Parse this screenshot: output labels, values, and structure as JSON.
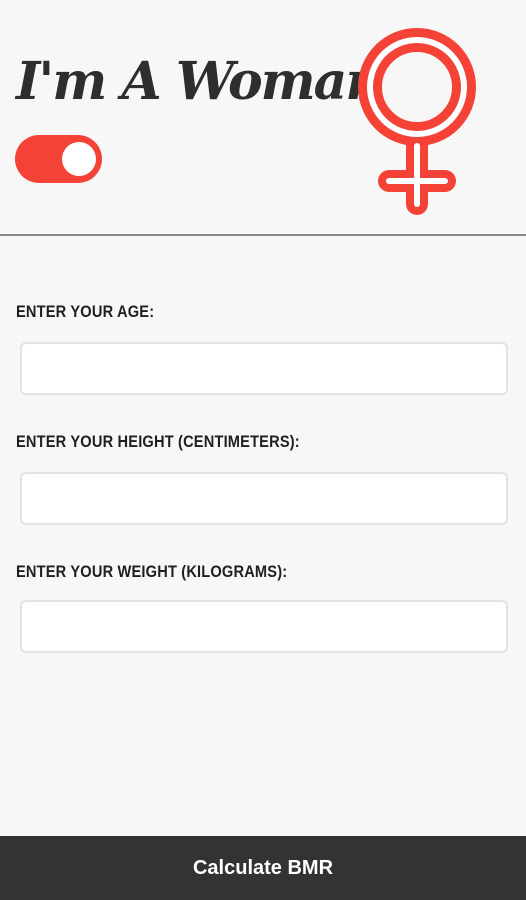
{
  "header": {
    "title": "I'm A Woman",
    "gender_toggle_on": true,
    "icon": "female-symbol-icon",
    "accent_color": "#f44336"
  },
  "form": {
    "age_label": "ENTER YOUR AGE:",
    "age_value": "",
    "height_label": "ENTER YOUR HEIGHT (CENTIMETERS):",
    "height_value": "",
    "weight_label": "ENTER YOUR WEIGHT (KILOGRAMS):",
    "weight_value": ""
  },
  "actions": {
    "calculate_label": "Calculate BMR"
  }
}
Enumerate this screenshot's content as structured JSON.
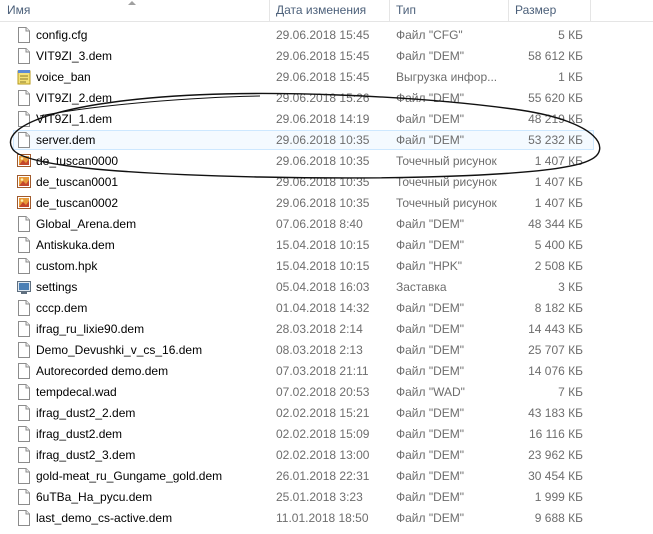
{
  "columns": {
    "name": "Имя",
    "date": "Дата изменения",
    "type": "Тип",
    "size": "Размер"
  },
  "files": [
    {
      "name": "config.cfg",
      "date": "29.06.2018 15:45",
      "type": "Файл \"CFG\"",
      "size": "5 КБ",
      "icon": "document-icon"
    },
    {
      "name": "VIT9ZI_3.dem",
      "date": "29.06.2018 15:45",
      "type": "Файл \"DEM\"",
      "size": "58 612 КБ",
      "icon": "document-icon"
    },
    {
      "name": "voice_ban",
      "date": "29.06.2018 15:45",
      "type": "Выгрузка инфор...",
      "size": "1 КБ",
      "icon": "notepad-icon"
    },
    {
      "name": "VIT9ZI_2.dem",
      "date": "29.06.2018 15:26",
      "type": "Файл \"DEM\"",
      "size": "55 620 КБ",
      "icon": "document-icon"
    },
    {
      "name": "VIT9ZI_1.dem",
      "date": "29.06.2018 14:19",
      "type": "Файл \"DEM\"",
      "size": "48 219 КБ",
      "icon": "document-icon"
    },
    {
      "name": "server.dem",
      "date": "29.06.2018 10:35",
      "type": "Файл \"DEM\"",
      "size": "53 232 КБ",
      "icon": "document-icon"
    },
    {
      "name": "de_tuscan0000",
      "date": "29.06.2018 10:35",
      "type": "Точечный рисунок",
      "size": "1 407 КБ",
      "icon": "bitmap-icon"
    },
    {
      "name": "de_tuscan0001",
      "date": "29.06.2018 10:35",
      "type": "Точечный рисунок",
      "size": "1 407 КБ",
      "icon": "bitmap-icon"
    },
    {
      "name": "de_tuscan0002",
      "date": "29.06.2018 10:35",
      "type": "Точечный рисунок",
      "size": "1 407 КБ",
      "icon": "bitmap-icon"
    },
    {
      "name": "Global_Arena.dem",
      "date": "07.06.2018 8:40",
      "type": "Файл \"DEM\"",
      "size": "48 344 КБ",
      "icon": "document-icon"
    },
    {
      "name": "Antiskuka.dem",
      "date": "15.04.2018 10:15",
      "type": "Файл \"DEM\"",
      "size": "5 400 КБ",
      "icon": "document-icon"
    },
    {
      "name": "custom.hpk",
      "date": "15.04.2018 10:15",
      "type": "Файл \"HPK\"",
      "size": "2 508 КБ",
      "icon": "document-icon"
    },
    {
      "name": "settings",
      "date": "05.04.2018 16:03",
      "type": "Заставка",
      "size": "3 КБ",
      "icon": "screensaver-icon"
    },
    {
      "name": "cccp.dem",
      "date": "01.04.2018 14:32",
      "type": "Файл \"DEM\"",
      "size": "8 182 КБ",
      "icon": "document-icon"
    },
    {
      "name": "ifrag_ru_lixie90.dem",
      "date": "28.03.2018 2:14",
      "type": "Файл \"DEM\"",
      "size": "14 443 КБ",
      "icon": "document-icon"
    },
    {
      "name": "Demo_Devushki_v_cs_16.dem",
      "date": "08.03.2018 2:13",
      "type": "Файл \"DEM\"",
      "size": "25 707 КБ",
      "icon": "document-icon"
    },
    {
      "name": "Autorecorded demo.dem",
      "date": "07.03.2018 21:11",
      "type": "Файл \"DEM\"",
      "size": "14 076 КБ",
      "icon": "document-icon"
    },
    {
      "name": "tempdecal.wad",
      "date": "07.02.2018 20:53",
      "type": "Файл \"WAD\"",
      "size": "7 КБ",
      "icon": "document-icon"
    },
    {
      "name": "ifrag_dust2_2.dem",
      "date": "02.02.2018 15:21",
      "type": "Файл \"DEM\"",
      "size": "43 183 КБ",
      "icon": "document-icon"
    },
    {
      "name": "ifrag_dust2.dem",
      "date": "02.02.2018 15:09",
      "type": "Файл \"DEM\"",
      "size": "16 116 КБ",
      "icon": "document-icon"
    },
    {
      "name": "ifrag_dust2_3.dem",
      "date": "02.02.2018 13:00",
      "type": "Файл \"DEM\"",
      "size": "23 962 КБ",
      "icon": "document-icon"
    },
    {
      "name": "gold-meat_ru_Gungame_gold.dem",
      "date": "26.01.2018 22:31",
      "type": "Файл \"DEM\"",
      "size": "30 454 КБ",
      "icon": "document-icon"
    },
    {
      "name": "6uTBa_Ha_pycu.dem",
      "date": "25.01.2018 3:23",
      "type": "Файл \"DEM\"",
      "size": "1 999 КБ",
      "icon": "document-icon"
    },
    {
      "name": "last_demo_cs-active.dem",
      "date": "11.01.2018 18:50",
      "type": "Файл \"DEM\"",
      "size": "9 688 КБ",
      "icon": "document-icon"
    }
  ],
  "selected_file": "server.dem"
}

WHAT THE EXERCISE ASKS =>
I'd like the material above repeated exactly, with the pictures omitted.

SOLUTION FOR THIS PROBLEM =>
Parse this screenshot: output labels, values, and structure as JSON.
{
  "header": {
    "title": "I'm A Woman",
    "gender_toggle_on": true,
    "icon": "female-symbol-icon",
    "accent_color": "#f44336"
  },
  "form": {
    "age_label": "ENTER YOUR AGE:",
    "age_value": "",
    "height_label": "ENTER YOUR HEIGHT (CENTIMETERS):",
    "height_value": "",
    "weight_label": "ENTER YOUR WEIGHT (KILOGRAMS):",
    "weight_value": ""
  },
  "actions": {
    "calculate_label": "Calculate BMR"
  }
}
Enumerate this screenshot's content as structured JSON.
{
  "columns": {
    "name": "Имя",
    "date": "Дата изменения",
    "type": "Тип",
    "size": "Размер"
  },
  "files": [
    {
      "name": "config.cfg",
      "date": "29.06.2018 15:45",
      "type": "Файл \"CFG\"",
      "size": "5 КБ",
      "icon": "document-icon"
    },
    {
      "name": "VIT9ZI_3.dem",
      "date": "29.06.2018 15:45",
      "type": "Файл \"DEM\"",
      "size": "58 612 КБ",
      "icon": "document-icon"
    },
    {
      "name": "voice_ban",
      "date": "29.06.2018 15:45",
      "type": "Выгрузка инфор...",
      "size": "1 КБ",
      "icon": "notepad-icon"
    },
    {
      "name": "VIT9ZI_2.dem",
      "date": "29.06.2018 15:26",
      "type": "Файл \"DEM\"",
      "size": "55 620 КБ",
      "icon": "document-icon"
    },
    {
      "name": "VIT9ZI_1.dem",
      "date": "29.06.2018 14:19",
      "type": "Файл \"DEM\"",
      "size": "48 219 КБ",
      "icon": "document-icon"
    },
    {
      "name": "server.dem",
      "date": "29.06.2018 10:35",
      "type": "Файл \"DEM\"",
      "size": "53 232 КБ",
      "icon": "document-icon"
    },
    {
      "name": "de_tuscan0000",
      "date": "29.06.2018 10:35",
      "type": "Точечный рисунок",
      "size": "1 407 КБ",
      "icon": "bitmap-icon"
    },
    {
      "name": "de_tuscan0001",
      "date": "29.06.2018 10:35",
      "type": "Точечный рисунок",
      "size": "1 407 КБ",
      "icon": "bitmap-icon"
    },
    {
      "name": "de_tuscan0002",
      "date": "29.06.2018 10:35",
      "type": "Точечный рисунок",
      "size": "1 407 КБ",
      "icon": "bitmap-icon"
    },
    {
      "name": "Global_Arena.dem",
      "date": "07.06.2018 8:40",
      "type": "Файл \"DEM\"",
      "size": "48 344 КБ",
      "icon": "document-icon"
    },
    {
      "name": "Antiskuka.dem",
      "date": "15.04.2018 10:15",
      "type": "Файл \"DEM\"",
      "size": "5 400 КБ",
      "icon": "document-icon"
    },
    {
      "name": "custom.hpk",
      "date": "15.04.2018 10:15",
      "type": "Файл \"HPK\"",
      "size": "2 508 КБ",
      "icon": "document-icon"
    },
    {
      "name": "settings",
      "date": "05.04.2018 16:03",
      "type": "Заставка",
      "size": "3 КБ",
      "icon": "screensaver-icon"
    },
    {
      "name": "cccp.dem",
      "date": "01.04.2018 14:32",
      "type": "Файл \"DEM\"",
      "size": "8 182 КБ",
      "icon": "document-icon"
    },
    {
      "name": "ifrag_ru_lixie90.dem",
      "date": "28.03.2018 2:14",
      "type": "Файл \"DEM\"",
      "size": "14 443 КБ",
      "icon": "document-icon"
    },
    {
      "name": "Demo_Devushki_v_cs_16.dem",
      "date": "08.03.2018 2:13",
      "type": "Файл \"DEM\"",
      "size": "25 707 КБ",
      "icon": "document-icon"
    },
    {
      "name": "Autorecorded demo.dem",
      "date": "07.03.2018 21:11",
      "type": "Файл \"DEM\"",
      "size": "14 076 КБ",
      "icon": "document-icon"
    },
    {
      "name": "tempdecal.wad",
      "date": "07.02.2018 20:53",
      "type": "Файл \"WAD\"",
      "size": "7 КБ",
      "icon": "document-icon"
    },
    {
      "name": "ifrag_dust2_2.dem",
      "date": "02.02.2018 15:21",
      "type": "Файл \"DEM\"",
      "size": "43 183 КБ",
      "icon": "document-icon"
    },
    {
      "name": "ifrag_dust2.dem",
      "date": "02.02.2018 15:09",
      "type": "Файл \"DEM\"",
      "size": "16 116 КБ",
      "icon": "document-icon"
    },
    {
      "name": "ifrag_dust2_3.dem",
      "date": "02.02.2018 13:00",
      "type": "Файл \"DEM\"",
      "size": "23 962 КБ",
      "icon": "document-icon"
    },
    {
      "name": "gold-meat_ru_Gungame_gold.dem",
      "date": "26.01.2018 22:31",
      "type": "Файл \"DEM\"",
      "size": "30 454 КБ",
      "icon": "document-icon"
    },
    {
      "name": "6uTBa_Ha_pycu.dem",
      "date": "25.01.2018 3:23",
      "type": "Файл \"DEM\"",
      "size": "1 999 КБ",
      "icon": "document-icon"
    },
    {
      "name": "last_demo_cs-active.dem",
      "date": "11.01.2018 18:50",
      "type": "Файл \"DEM\"",
      "size": "9 688 КБ",
      "icon": "document-icon"
    }
  ],
  "selected_file": "server.dem"
}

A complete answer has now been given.